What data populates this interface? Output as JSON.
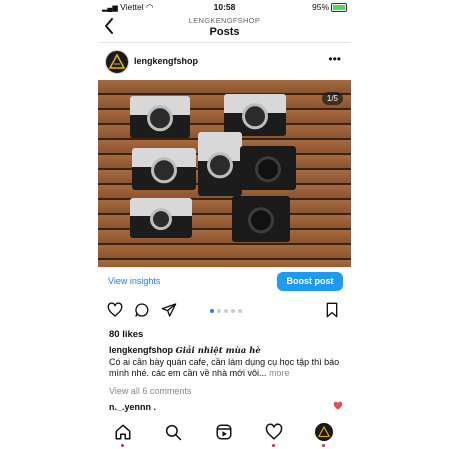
{
  "status_bar": {
    "carrier": "Viettel",
    "time": "10:58",
    "battery": "95%"
  },
  "nav": {
    "account": "LENGKENGFSHOP",
    "title": "Posts"
  },
  "post": {
    "username": "lengkengfshop",
    "image_counter": "1/5",
    "carousel": {
      "count": 5,
      "active_index": 0
    },
    "view_insights": "View insights",
    "boost_button": "Boost post",
    "likes": "80 likes",
    "caption_user": "lengkengfshop",
    "caption_heading": "Giải nhiệt mùa hè",
    "caption_text": "Có ai cần bày quán cafe, cần làm dụng cụ học tập thì báo mình nhé. các em cần về nhà mới vôi...",
    "caption_more": "more",
    "view_comments": "View all 6 comments",
    "comment_user": "n._.yennn ."
  },
  "icons": {
    "back": "chevron-left-icon",
    "more": "more-horizontal-icon",
    "like": "heart-icon",
    "comment": "comment-icon",
    "share": "send-icon",
    "save": "bookmark-icon",
    "tabs": [
      "home-icon",
      "search-icon",
      "reels-icon",
      "activity-heart-icon",
      "profile-avatar"
    ]
  },
  "colors": {
    "accent": "#1d7ff0",
    "boost_bg": "#1d9bf0",
    "notification": "#e0245e",
    "comment_heart": "#ed4956"
  }
}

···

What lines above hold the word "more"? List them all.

**EXPECTED OUTPUT:**
    "caption_more": "more",
    "more": "more-horizontal-icon",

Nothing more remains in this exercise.